Figure 3 shows pump 10 with plunger assembly 18 nearing the top of the stroke. Upper dampener 38 is entering dampener chamber 34. Fluid is being metered out of chamber 34 through slot 56 in the dampener at a controlled rate to decelerate plunger assembly 18. An end of slot 56 is just entering camber 34, trapping the remaining fluid, and stopping plunger assembly 18 before dampener 38 impacts upper banel 16 forming chamber 34.
Figure 4 shows plunger assembly 18 at the upper most part of the upstroke. Some fluid has leaked out of dampening chamber 34 as the surface unit bleeds tubing pressure back down to hydrostatic pressure at pump 10; therefore, dampener 38 is shown closer to the upper stop of chamber 34. Gas pressure in chamber is at its maximum and fluid motion has substantially ceased. Both traveling valve 48 and standing valve 26 are closed.
Figure 5 shows plunger assembly 18 moving in a downward direction in response to pressure from gas chamber 30 to the fluid above upper plunger 40. Standing valve 26 is closed and traveling valve 48 opens. Reservoir fluid in lower barrel 14 passes through traveling valve 48 into cavity 62, through ports 54 into annulus 28 and up tubing string 22 to be produced at the surface.
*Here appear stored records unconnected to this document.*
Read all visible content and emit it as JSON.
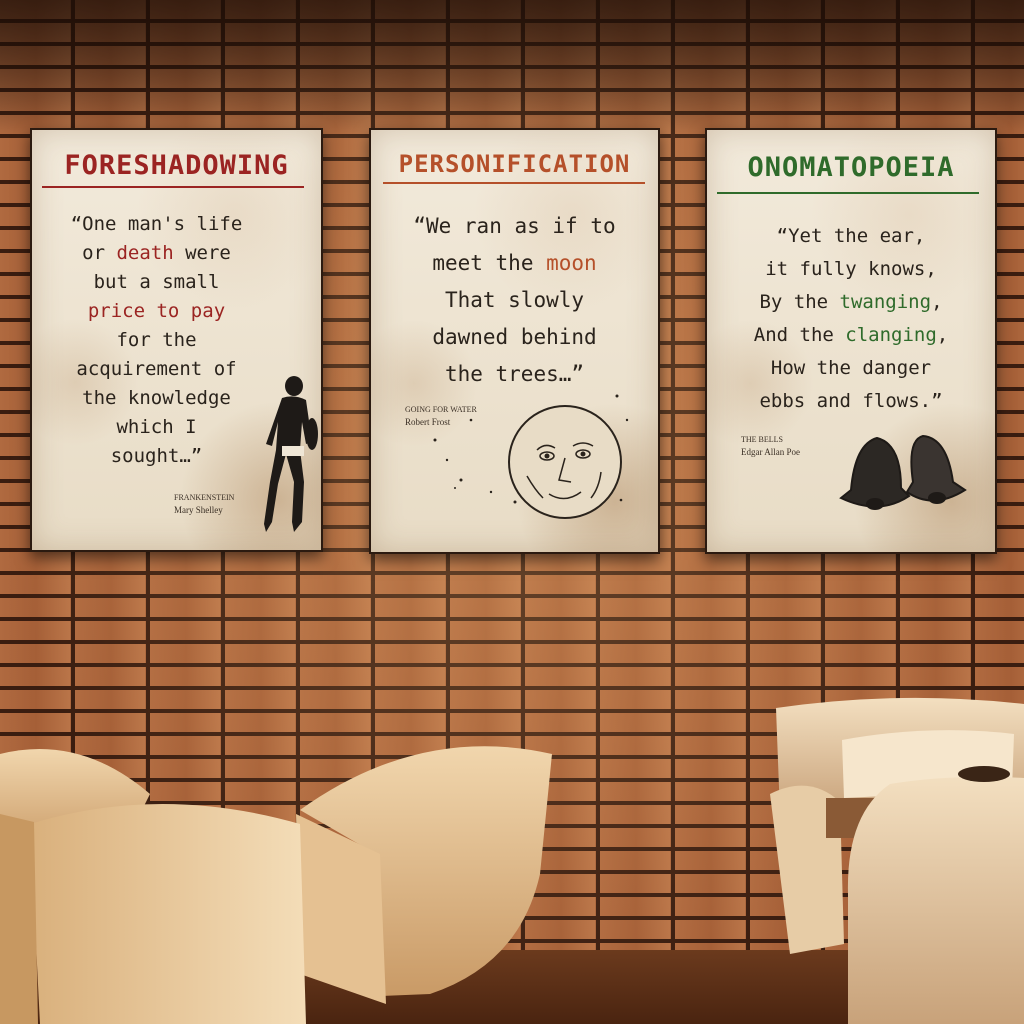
{
  "scene": {
    "description_elements": [
      "brick-wall",
      "three-framed-posters",
      "armchairs",
      "sofa"
    ]
  },
  "posters": [
    {
      "title": "FORESHADOWING",
      "title_color": "#9b2422",
      "quote_lines": [
        [
          "“One man's life"
        ],
        [
          "or ",
          {
            "hl": "death"
          },
          " were"
        ],
        [
          "but a small"
        ],
        [
          {
            "hl": "price to pay"
          }
        ],
        [
          "for the"
        ],
        [
          "acquirement of"
        ],
        [
          "the knowledge"
        ],
        [
          "which I"
        ],
        [
          "sought…”"
        ]
      ],
      "credit_work": "FRANKENSTEIN",
      "credit_author": "Mary Shelley",
      "illustration": "standing-man-icon"
    },
    {
      "title": "PERSONIFICATION",
      "title_color": "#b5502a",
      "quote_lines": [
        [
          "“We ran as if to"
        ],
        [
          "meet the ",
          {
            "hl": "moon"
          }
        ],
        [
          "That slowly"
        ],
        [
          "dawned behind"
        ],
        [
          "the trees…”"
        ]
      ],
      "credit_work": "GOING FOR WATER",
      "credit_author": "Robert Frost",
      "illustration": "moon-face-icon"
    },
    {
      "title": "ONOMATOPOEIA",
      "title_color": "#2f6b2b",
      "quote_lines": [
        [
          "“Yet the ear,"
        ],
        [
          "it fully knows,"
        ],
        [
          "By the ",
          {
            "hl": "twanging"
          },
          ","
        ],
        [
          "And the ",
          {
            "hl": "clanging"
          },
          ","
        ],
        [
          "How the danger"
        ],
        [
          "ebbs and flows.”"
        ]
      ],
      "credit_work": "THE BELLS",
      "credit_author": "Edgar Allan Poe",
      "illustration": "bells-icon"
    }
  ],
  "colors": {
    "brick": "#a55f37",
    "mortar": "#3a1d10",
    "poster_paper": "#efe6d6",
    "chair_upholstery": "#e8c9a0"
  }
}
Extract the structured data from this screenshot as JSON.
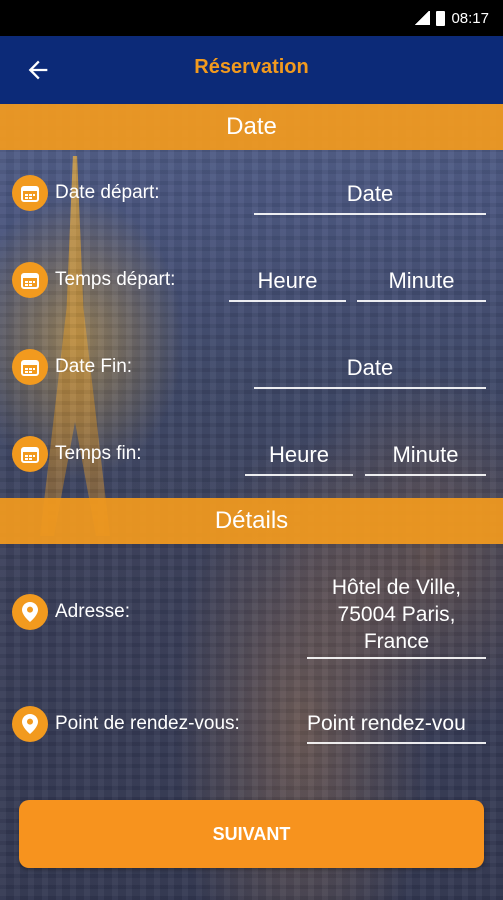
{
  "status_bar": {
    "time": "08:17"
  },
  "app_bar": {
    "title": "Réservation",
    "back_icon": "arrow-left-icon"
  },
  "sections": {
    "date": {
      "title": "Date"
    },
    "details": {
      "title": "Détails"
    }
  },
  "form": {
    "date_depart": {
      "label": "Date départ:",
      "value": "Date"
    },
    "temps_depart": {
      "label": "Temps départ:",
      "hour": "Heure",
      "minute": "Minute"
    },
    "date_fin": {
      "label": "Date Fin:",
      "value": "Date"
    },
    "temps_fin": {
      "label": "Temps fin:",
      "hour": "Heure",
      "minute": "Minute"
    },
    "adresse": {
      "label": "Adresse:",
      "line1": "Hôtel de Ville,",
      "line2": "75004 Paris,",
      "line3": "France"
    },
    "point": {
      "label": "Point de rendez-vous:",
      "value": "Point rendez-vou"
    }
  },
  "submit": {
    "label": "SUIVANT"
  },
  "colors": {
    "accent": "#f29a1e",
    "app_bar": "#0c2a78"
  }
}
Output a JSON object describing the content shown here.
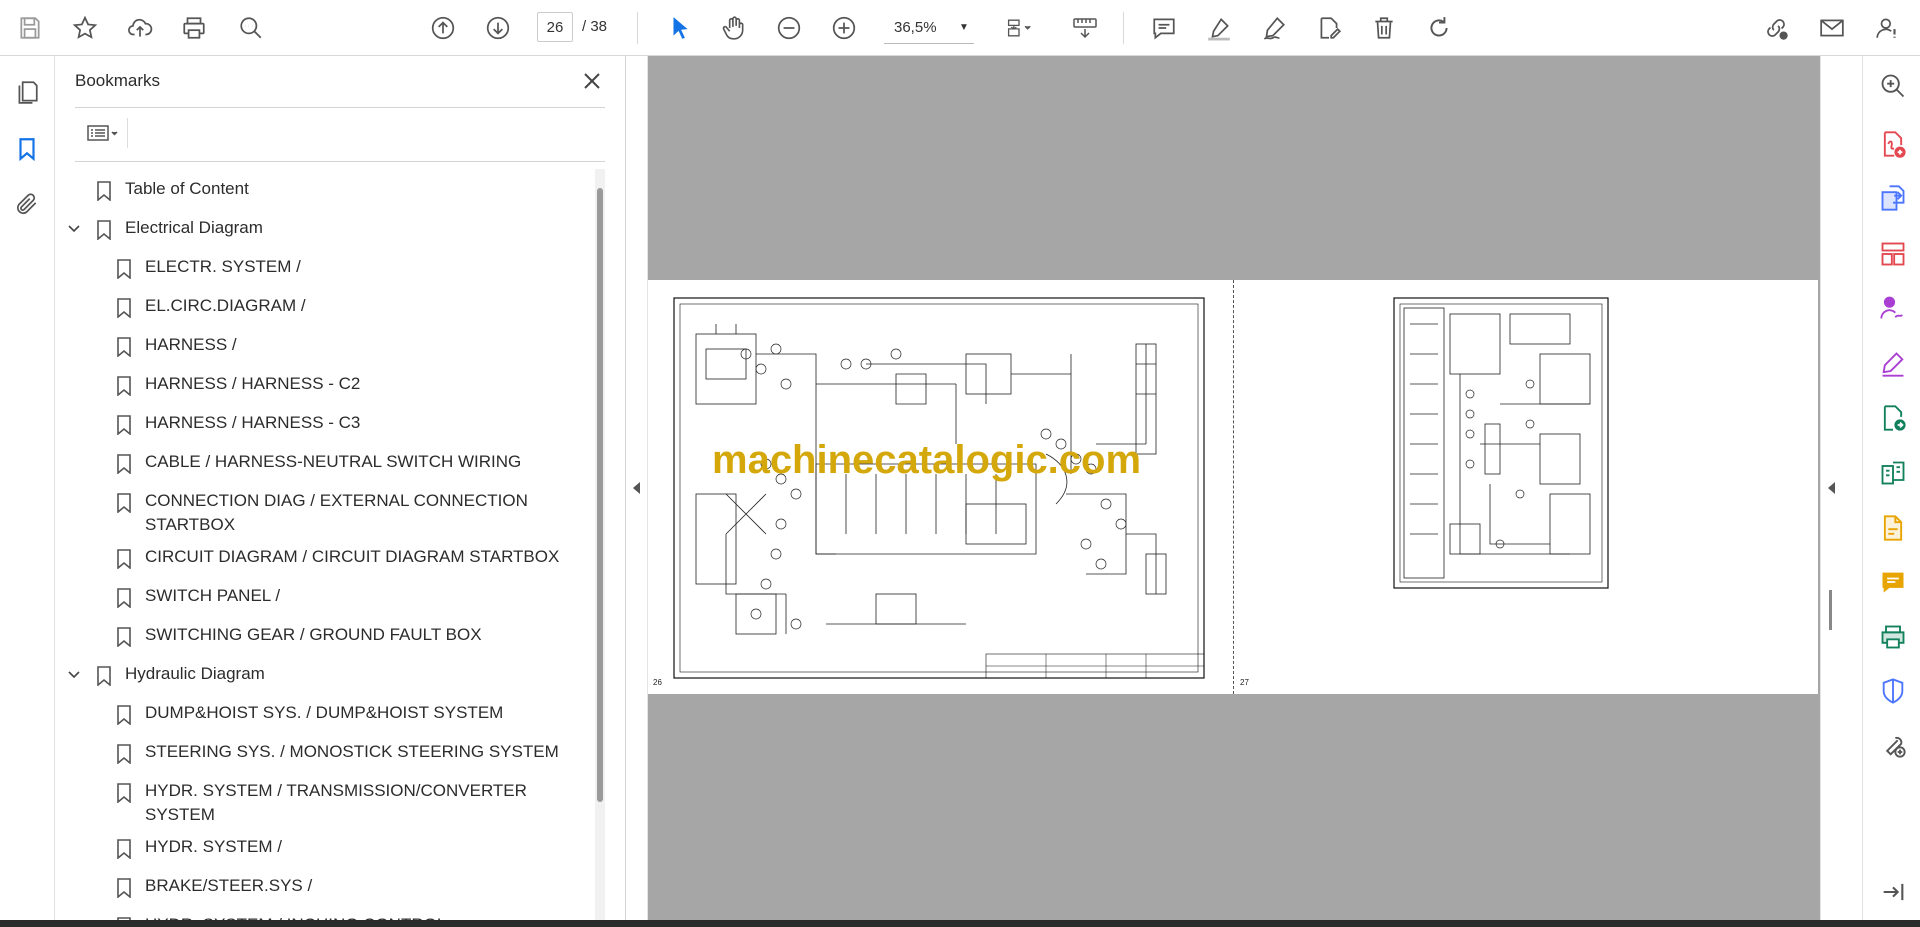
{
  "toolbar": {
    "page_current": "26",
    "page_total": "/ 38",
    "zoom": "36,5%"
  },
  "bookmarks": {
    "title": "Bookmarks",
    "items": [
      {
        "label": "Table of Content",
        "level": 0,
        "expandable": false
      },
      {
        "label": "Electrical Diagram",
        "level": 0,
        "expandable": true
      },
      {
        "label": "ELECTR. SYSTEM /",
        "level": 1
      },
      {
        "label": "EL.CIRC.DIAGRAM /",
        "level": 1
      },
      {
        "label": "HARNESS /",
        "level": 1
      },
      {
        "label": "HARNESS / HARNESS - C2",
        "level": 1
      },
      {
        "label": "HARNESS / HARNESS - C3",
        "level": 1
      },
      {
        "label": "CABLE / HARNESS-NEUTRAL SWITCH WIRING",
        "level": 1
      },
      {
        "label": "CONNECTION DIAG / EXTERNAL CONNECTION STARTBOX",
        "level": 1
      },
      {
        "label": "CIRCUIT DIAGRAM / CIRCUIT DIAGRAM STARTBOX",
        "level": 1
      },
      {
        "label": "SWITCH PANEL /",
        "level": 1
      },
      {
        "label": "SWITCHING GEAR / GROUND FAULT BOX",
        "level": 1
      },
      {
        "label": "Hydraulic Diagram",
        "level": 0,
        "expandable": true
      },
      {
        "label": "DUMP&HOIST SYS. / DUMP&HOIST SYSTEM",
        "level": 1
      },
      {
        "label": "STEERING SYS. / MONOSTICK STEERING SYSTEM",
        "level": 1
      },
      {
        "label": "HYDR. SYSTEM / TRANSMISSION/CONVERTER SYSTEM",
        "level": 1
      },
      {
        "label": "HYDR. SYSTEM /",
        "level": 1
      },
      {
        "label": "BRAKE/STEER.SYS /",
        "level": 1
      },
      {
        "label": "HYDR. SYSTEM / INCHING CONTROL",
        "level": 1
      }
    ]
  },
  "document": {
    "watermark": "machinecatalogic.com",
    "left_page_number": "26",
    "right_page_number": "27"
  },
  "colors": {
    "accent_blue": "#1473e6",
    "watermark": "#d4a70a",
    "doc_background": "#a6a6a6"
  }
}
Figure 6 shows plunger assembly 18 nearing the bottom of the downstroke. Lower dampener 42 has entered lower dampener chamber 36 and fluid is being metered out of dampener chamber 36 via slot 56. The end of slot 56 has yet to enter chamber 36 thereby trapping the remaining fluid and stopping plunger assembly 18 before metal to metal impact occurs.
The process as shown in Figures 1 through 6 is repeated until the well is pumped down. Figure 7 is an enlarged cross-section view of plunger assembly 18 showing the utilization of relief valve 52. When fluid volume builds up to a point where the pressure in the banier fluid chamber 35 exceeds the set value of relief valve 52, excess fluid is dumped to annulus 28 and into tubing string 22. As shown, relieve valve 52, is connected so as to be a part of plunger assembly 18, and in fluid communication with banier fluid chamber 35 via conduit 50. Relief valve 52 includes a ball 68 positioned atop of a spring 70 and a port 72 formed through relief valve 52 portion of plunger assembly 18 in communication between conduit 50 and annulus 28. In this embodiment, the set value for allowing fluid to be expelled into annulus 28 and thus tubing 22 is the spring constant of spring 70.
Those who are skilled in the art will readily perceive how to modify the present invention still further. For example, many connections illustrated are threaded, however, it should be recognized that other methods of connection may be utilized, such as by welding. Additionally, there are many connectors and spacers and additional equipment which may be used within and in connection with the present invention. In addition, the subject matter of the present invention would not be considered limited to a particular material of construction. Therefore, many materials of construction are contemplated by the present invention including but not limited to metals, fiberglass, plastics as well as combinations and variations thereof. As many possible embodiments may be made of the present invention without departing from the scope thereof, it is to be understood that all matter herein set forth or shown in the accompanying drawings is to be interpreted as illustrative and not in a limiting sense.